Citation: Kim S, Park S, Cho D, Kwak H, Jin H, Eum S, Heo E, Kim G, Ji H and Park S (2022) Impact of the Coronavirus Disease Pandemic and Related Vaccination in an Orthopedic Clinic in the United Arab Emirates: An Observational Study. Front. Surg. 9:906797. doi: 10.3389/fsurg.2022.906797
Received: 29 March 2022; Accepted: 12 May 2022;
Published: 31 May 2022.
Edited by:Philip Frank Stahel, Rocky Vista University, United States
Reviewed by:Jung-Wee Park, Seoul National University Bundang Hospital, South Korea
Yan Zhou, Renmin Hospital of Wuhan University, China
Copyright © 2022 Kim, Park, Cho, Kwak, Jin, Eum, Heo, Kim, ji and Park. This is an open-access article distributed under the terms of the Creative Commons Attribution License (CC BY). The use, distribution or reproduction in other forums is permitted, provided the original author(s) and the copyright owner(s) are credited and that the original publication in this journal is cited, in accordance with accepted academic practice. No use, distribution or reproduction is permitted which does not comply with these terms.
*Correspondence: Seung-Kook Kim firstname.lastname@example.org
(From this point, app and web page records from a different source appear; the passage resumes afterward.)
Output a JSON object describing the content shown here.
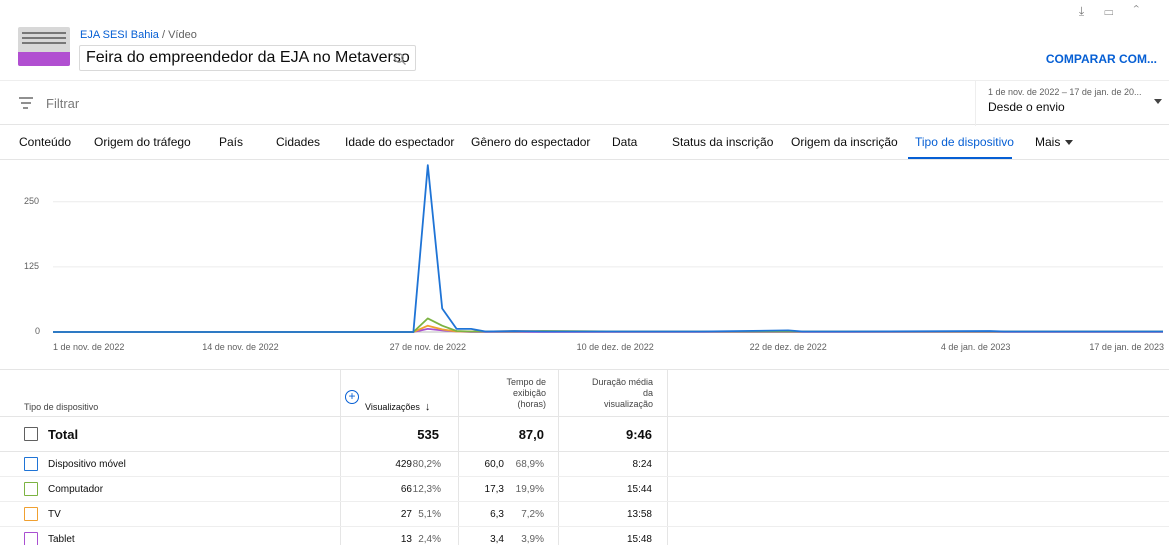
{
  "header": {
    "channel": "EJA SESI Bahia",
    "separator": "/",
    "crumb_label": "Vídeo",
    "video_title": "Feira do empreendedor da EJA no Metaverso",
    "compare_label": "COMPARAR COM..."
  },
  "filter": {
    "label": "Filtrar"
  },
  "date_range": {
    "range": "1 de nov. de 2022 – 17 de jan. de 20...",
    "preset": "Desde o envio"
  },
  "tabs": [
    {
      "label": "Conteúdo"
    },
    {
      "label": "Origem do tráfego"
    },
    {
      "label": "País"
    },
    {
      "label": "Cidades"
    },
    {
      "label": "Idade do espectador"
    },
    {
      "label": "Gênero do espectador"
    },
    {
      "label": "Data"
    },
    {
      "label": "Status da inscrição"
    },
    {
      "label": "Origem da inscrição"
    },
    {
      "label": "Tipo de dispositivo"
    },
    {
      "label": "Mais"
    }
  ],
  "active_tab": "Tipo de dispositivo",
  "chart_data": {
    "type": "line",
    "ylim": [
      0,
      330
    ],
    "yticks": [
      "0",
      "125",
      "250"
    ],
    "ytick_values": [
      0,
      125,
      250
    ],
    "xticks": [
      "1 de nov. de 2022",
      "14 de nov. de 2022",
      "27 de nov. de 2022",
      "10 de dez. de 2022",
      "22 de dez. de 2022",
      "4 de jan. de 2023",
      "17 de jan. de 2023"
    ],
    "xtick_days": [
      0,
      13,
      26,
      39,
      51,
      64,
      77
    ],
    "series": [
      {
        "name": "Dispositivo móvel",
        "color": "#1f74d6",
        "points": [
          [
            0,
            0
          ],
          [
            25,
            0
          ],
          [
            26,
            320
          ],
          [
            27,
            45
          ],
          [
            28,
            6
          ],
          [
            29,
            6
          ],
          [
            30,
            1
          ],
          [
            32,
            2
          ],
          [
            34,
            1
          ],
          [
            40,
            1
          ],
          [
            45,
            1
          ],
          [
            51,
            3
          ],
          [
            52,
            1
          ],
          [
            55,
            1
          ],
          [
            65,
            2
          ],
          [
            66,
            1
          ],
          [
            77,
            1
          ]
        ]
      },
      {
        "name": "Computador",
        "color": "#7cb342",
        "points": [
          [
            0,
            0
          ],
          [
            25,
            0
          ],
          [
            26,
            26
          ],
          [
            27,
            12
          ],
          [
            28,
            2
          ],
          [
            29,
            1
          ],
          [
            32,
            1
          ],
          [
            34,
            2
          ],
          [
            40,
            1
          ],
          [
            55,
            1
          ],
          [
            60,
            1
          ],
          [
            70,
            1
          ],
          [
            77,
            1
          ]
        ]
      },
      {
        "name": "TV",
        "color": "#f0a030",
        "points": [
          [
            0,
            0
          ],
          [
            25,
            0
          ],
          [
            26,
            12
          ],
          [
            27,
            5
          ],
          [
            28,
            1
          ],
          [
            30,
            1
          ],
          [
            32,
            2
          ],
          [
            40,
            1
          ],
          [
            50,
            1
          ],
          [
            77,
            1
          ]
        ]
      },
      {
        "name": "Tablet",
        "color": "#a94fd1",
        "points": [
          [
            0,
            0
          ],
          [
            25,
            0
          ],
          [
            26,
            6
          ],
          [
            27,
            3
          ],
          [
            28,
            1
          ],
          [
            29,
            0
          ],
          [
            77,
            0
          ]
        ]
      }
    ]
  },
  "table": {
    "headers": {
      "device": "Tipo de dispositivo",
      "views": "Visualizações",
      "watch_time_1": "Tempo de",
      "watch_time_2": "exibição",
      "watch_time_3": "(horas)",
      "avg_1": "Duração média",
      "avg_2": "da",
      "avg_3": "visualização"
    },
    "total": {
      "label": "Total",
      "views": "535",
      "watch": "87,0",
      "avg": "9:46"
    },
    "rows": [
      {
        "label": "Dispositivo móvel",
        "views": "429",
        "views_pct": "80,2%",
        "watch": "60,0",
        "watch_pct": "68,9%",
        "avg": "8:24",
        "color": "#1f74d6"
      },
      {
        "label": "Computador",
        "views": "66",
        "views_pct": "12,3%",
        "watch": "17,3",
        "watch_pct": "19,9%",
        "avg": "15:44",
        "color": "#7cb342"
      },
      {
        "label": "TV",
        "views": "27",
        "views_pct": "5,1%",
        "watch": "6,3",
        "watch_pct": "7,2%",
        "avg": "13:58",
        "color": "#f0a030"
      },
      {
        "label": "Tablet",
        "views": "13",
        "views_pct": "2,4%",
        "watch": "3,4",
        "watch_pct": "3,9%",
        "avg": "15:48",
        "color": "#a94fd1"
      }
    ]
  }
}
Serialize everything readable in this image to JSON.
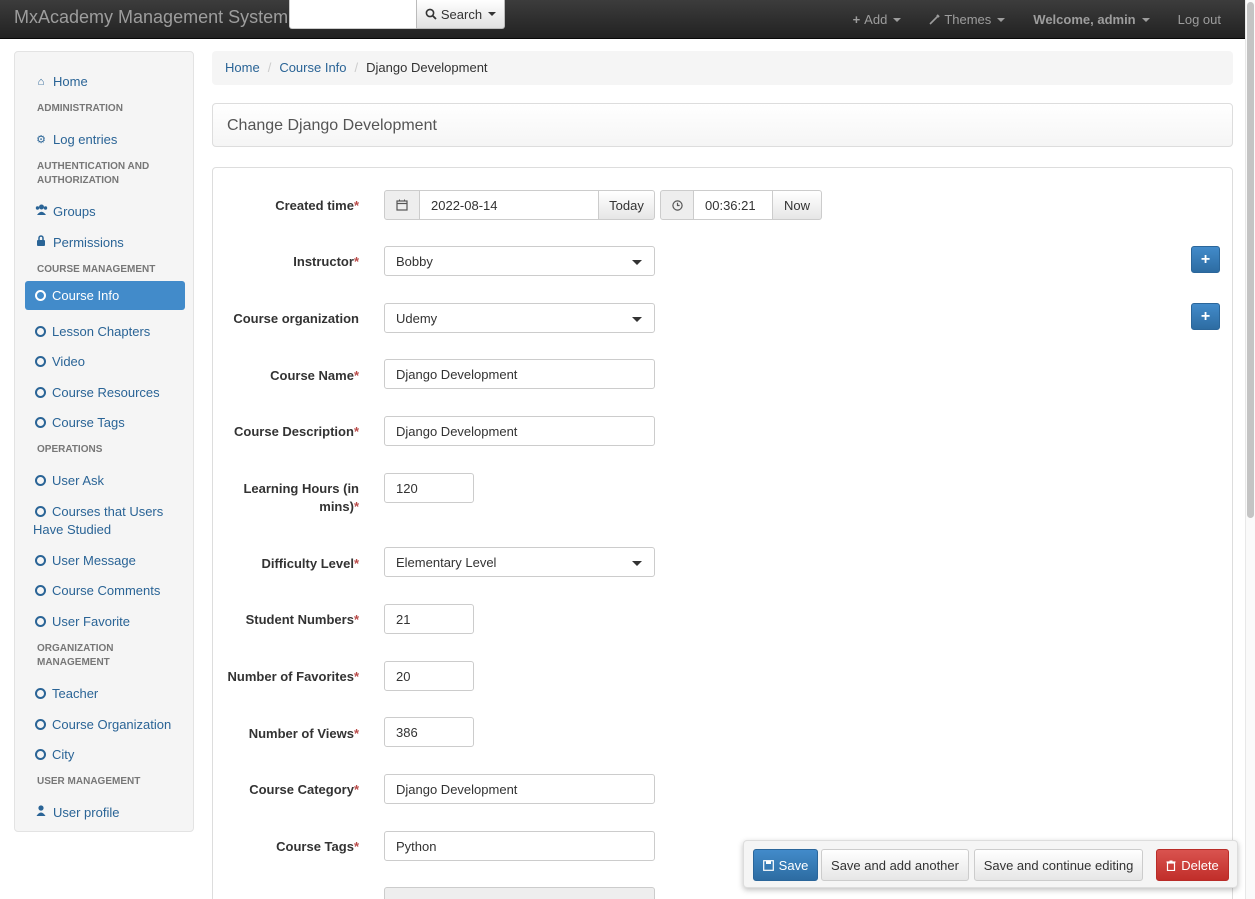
{
  "navbar": {
    "brand": "MxAcademy Management System",
    "search_value": "",
    "search_label": "Search",
    "add_label": "Add",
    "themes_label": "Themes",
    "welcome_label": "Welcome, admin",
    "logout_label": "Log out"
  },
  "sidebar": {
    "home": "Home",
    "sections": {
      "administration": "ADMINISTRATION",
      "auth": "AUTHENTICATION AND AUTHORIZATION",
      "course_mgmt": "COURSE MANAGEMENT",
      "operations": "OPERATIONS",
      "org_mgmt": "ORGANIZATION MANAGEMENT",
      "user_mgmt": "USER MANAGEMENT"
    },
    "items": {
      "log_entries": "Log entries",
      "groups": "Groups",
      "permissions": "Permissions",
      "course_info": "Course Info",
      "lesson_chapters": "Lesson Chapters",
      "video": "Video",
      "course_resources": "Course Resources",
      "course_tags": "Course Tags",
      "user_ask": "User Ask",
      "courses_studied_1": "Courses that Users",
      "courses_studied_2": "Have Studied",
      "user_message": "User Message",
      "course_comments": "Course Comments",
      "user_favorite": "User Favorite",
      "teacher": "Teacher",
      "course_organization": "Course Organization",
      "city": "City",
      "user_profile": "User profile"
    }
  },
  "breadcrumb": {
    "home": "Home",
    "course_info": "Course Info",
    "current": "Django Development",
    "separator": "/"
  },
  "page_title": "Change Django Development",
  "form": {
    "required_mark": "*",
    "created_time": {
      "label": "Created time",
      "date": "2022-08-14",
      "today": "Today",
      "time": "00:36:21",
      "now": "Now"
    },
    "instructor": {
      "label": "Instructor",
      "value": "Bobby"
    },
    "course_organization": {
      "label": "Course organization",
      "value": "Udemy"
    },
    "course_name": {
      "label": "Course Name",
      "value": "Django Development"
    },
    "course_description": {
      "label": "Course Description",
      "value": "Django Development"
    },
    "learning_hours": {
      "label_1": "Learning Hours (in",
      "label_2": "mins)",
      "value": "120"
    },
    "difficulty_level": {
      "label": "Difficulty Level",
      "value": "Elementary Level"
    },
    "student_numbers": {
      "label": "Student Numbers",
      "value": "21"
    },
    "number_of_favorites": {
      "label": "Number of Favorites",
      "value": "20"
    },
    "number_of_views": {
      "label": "Number of Views",
      "value": "386"
    },
    "course_category": {
      "label": "Course Category",
      "value": "Django Development"
    },
    "course_tags": {
      "label": "Course Tags",
      "value": "Python"
    }
  },
  "actions": {
    "save": "Save",
    "save_add_another": "Save and add another",
    "save_continue": "Save and continue editing",
    "delete": "Delete"
  }
}
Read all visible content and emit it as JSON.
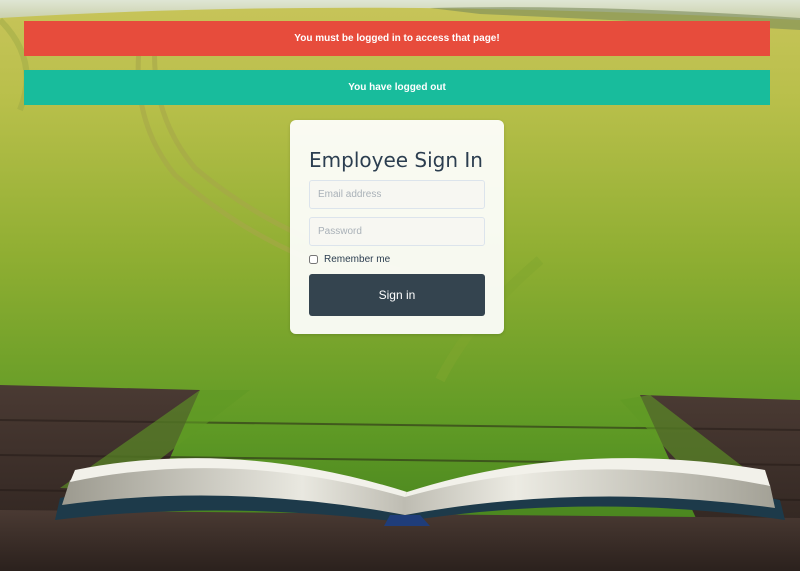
{
  "alerts": {
    "danger": "You must be logged in to access that page!",
    "success": "You have logged out"
  },
  "login": {
    "title": "Employee Sign In",
    "email_placeholder": "Email address",
    "password_placeholder": "Password",
    "remember_label": "Remember me",
    "submit_label": "Sign in"
  },
  "colors": {
    "danger": "#e74c3c",
    "success": "#18bc9c",
    "button": "#34444f",
    "title": "#2c3e50"
  }
}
Specialty section: This article was submitted to Orthopedic Surgery, a section of the journal Frontiers in Surgery